Ukraine: U.S. Announces Sanctions, Russia Threatens Retaliation
The United States has been threatening increased sanctions against Russia in response to its encroachment and interference in Ukraine’s transition to a new opposition government after a long period of violent, internal protest rocked the country. Former Ukrainian President Viktor Yanukovych escaped from Ukraine to find shelter in Russia; Ukraine’s interim government accused him of mass murder following his rapid departure form the country. Troops of Russian origin have since invaded Crimea, a portion of Ukraine with a large number of ethnic Russians. Now, President Barack Obama has taken another step to further increase pressure on Russia and indicate the U.S.’s displeasure.
Obama signed an executive order on Thursday that will “authorize sanctions on individuals and entities responsible or activities undermining democratic processes or institutions in Ukraine,” White House Press Secretary Jay Carney said in a press release. The State Department also put visa restrictions on officials and individuals who were or are involved in “threatening the sovereignty and territorial integrity of Ukraine.”

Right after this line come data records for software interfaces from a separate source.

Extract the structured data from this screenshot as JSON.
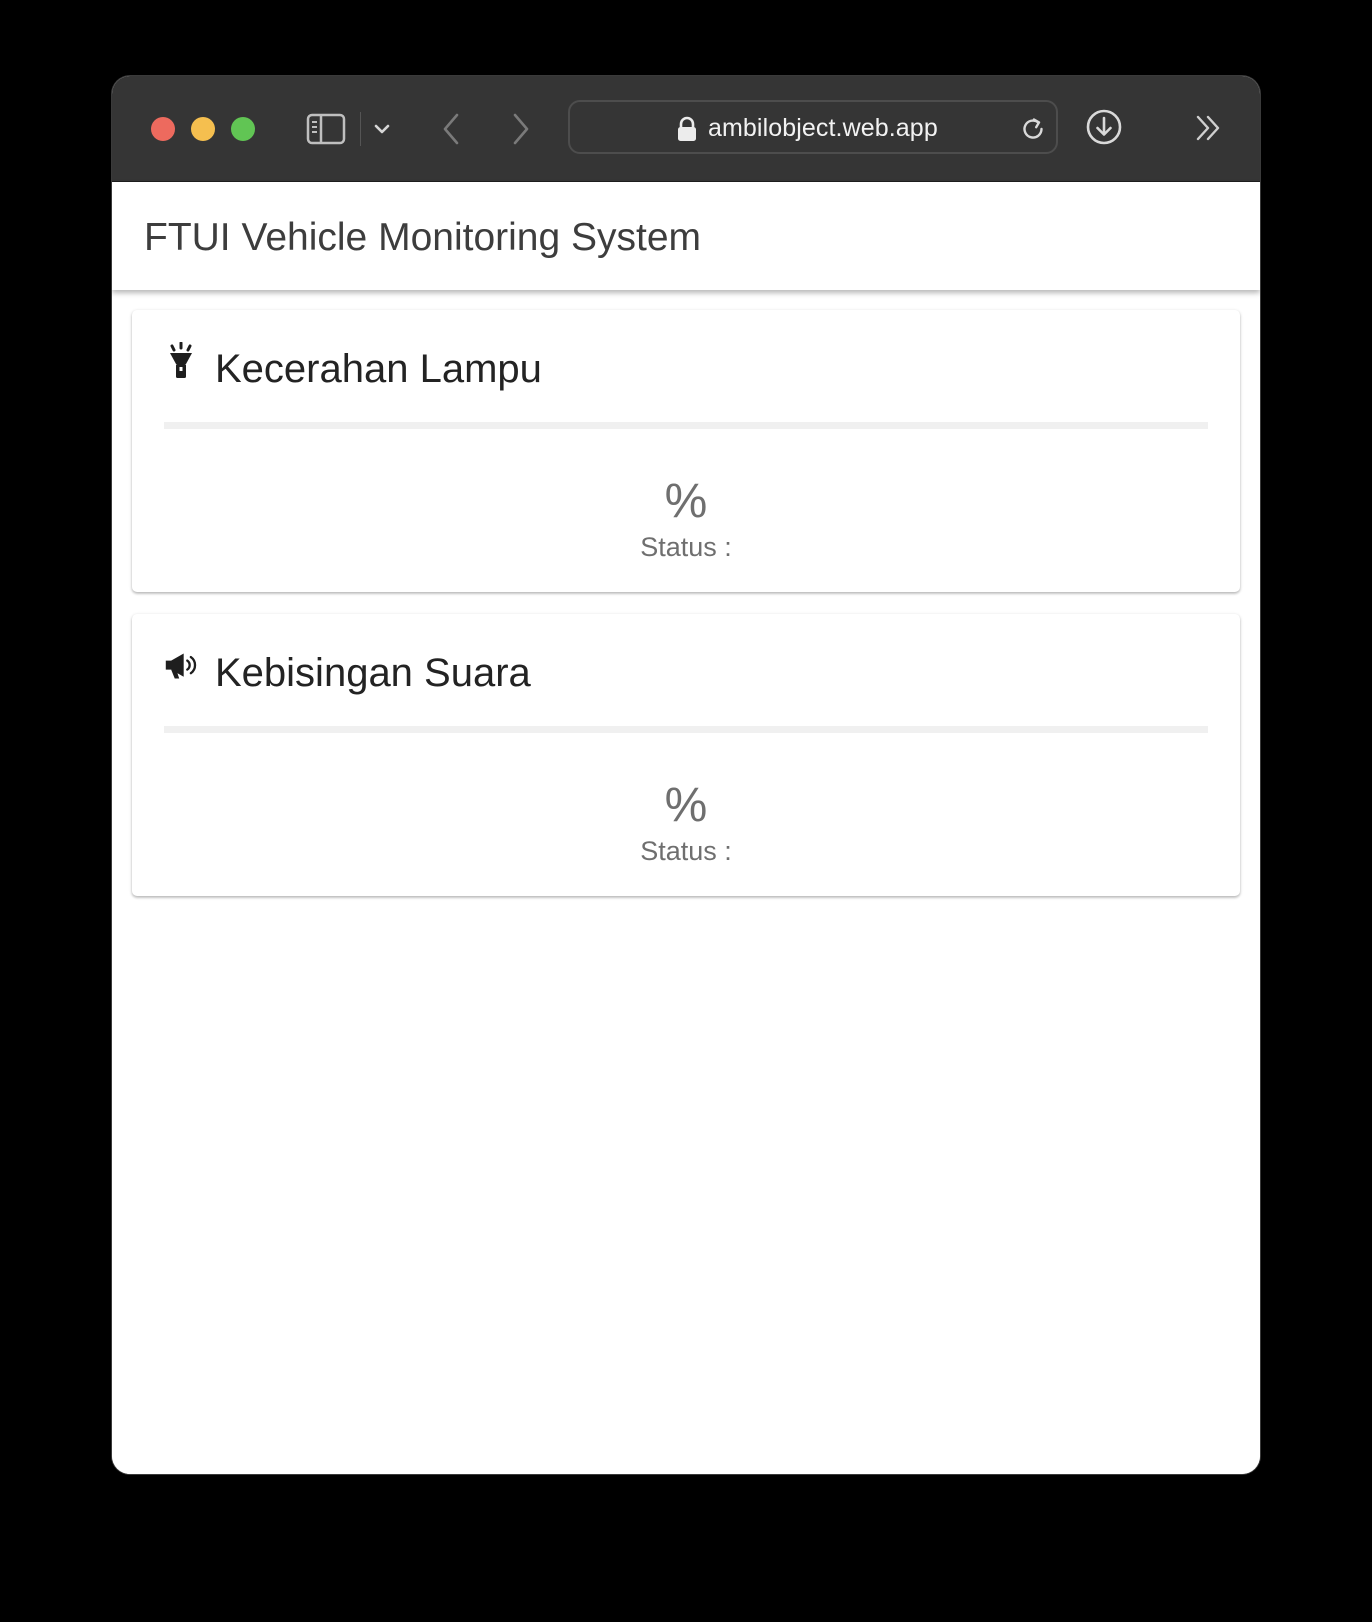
{
  "browser": {
    "url": "ambilobject.web.app",
    "icons": {
      "sidebar": "sidebar-icon",
      "chevron": "chevron-down-icon",
      "back": "back-arrow-icon",
      "forward": "forward-arrow-icon",
      "lock": "lock-icon",
      "reload": "reload-icon",
      "download": "download-icon",
      "more": "double-chevron-right-icon"
    },
    "traffic_colors": {
      "close": "#ed6a5e",
      "minimize": "#f5bf4f",
      "maximize": "#61c554"
    }
  },
  "app": {
    "title": "FTUI Vehicle Monitoring System"
  },
  "cards": [
    {
      "icon": "flashlight-icon",
      "title": "Kecerahan Lampu",
      "value": "%",
      "status": "Status :"
    },
    {
      "icon": "megaphone-icon",
      "title": "Kebisingan Suara",
      "value": "%",
      "status": "Status :"
    }
  ]
}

According to Carney’s release, the executive order is intended to be a more adaptive mechanism for dealing with interests that would destabilize Ukraine, and it does not exclude the possibility of continued steps should the need arise. In the past month, the United States has taken other steps toward isolating Russia, including ending trade and investment discussions, freezing a number of bilateral meetings, and temporarily ceasing Russian and U.S. military-to-military engagement. On top of that, the U.S. and other nations have agreed to put off preparations for the Group of 8 summit in Sochi, Russia, which is scheduled to take place in June.
“We’ve made clear that it is an absolute clear-cut violation of Ukraine’s territorial integrity to take the steps that Russia has taken, and that’s why we urge Russia to very quickly and immediately begin a dialogue with the government of Ukraine,” Carney said at a press gaggle on Thursday. “Pull back Russia’s military forces to their bases, restore Ukraine’s territorial integrity, and allow for the urgent deployment of observers and human rights monitors.”
According to The New York Times, Russian officials responded in anger to the sanctions, saying that Russia could return the actions to the United States. “The U.S. has the right, and we have the right to respond to it,” said Vladimir Lukin, the human rights commissioner of Russia and previously the ambassador to the United States, the Times reports.
“But all this is, of course, not making me happy,” Lukin said of the sanctions. “There are many one-sided, half-hysterical evaluations in the media. I repeated this to John Kerry, who seems to understand that it doesn’t really help the flow of normal work. It’s impossible to work honestly under the threat of ultimatums and sanctions.”
On the other hand, some don’t believe the sanctions are likely to have much real effect. “It doesn’t say, for example, that certain Russian state and private banks will be punished by a 30 percent increase on the political risk margin, or that exports of some products will be banned, or that there will be no technology transfer,” said Igor Y. Yurgeens, previously a Kremlin adviser and current head of the Institute of Contemporary Development in Moscow, to The New York Times. “It’s more of a political signal than a serious economic tool.”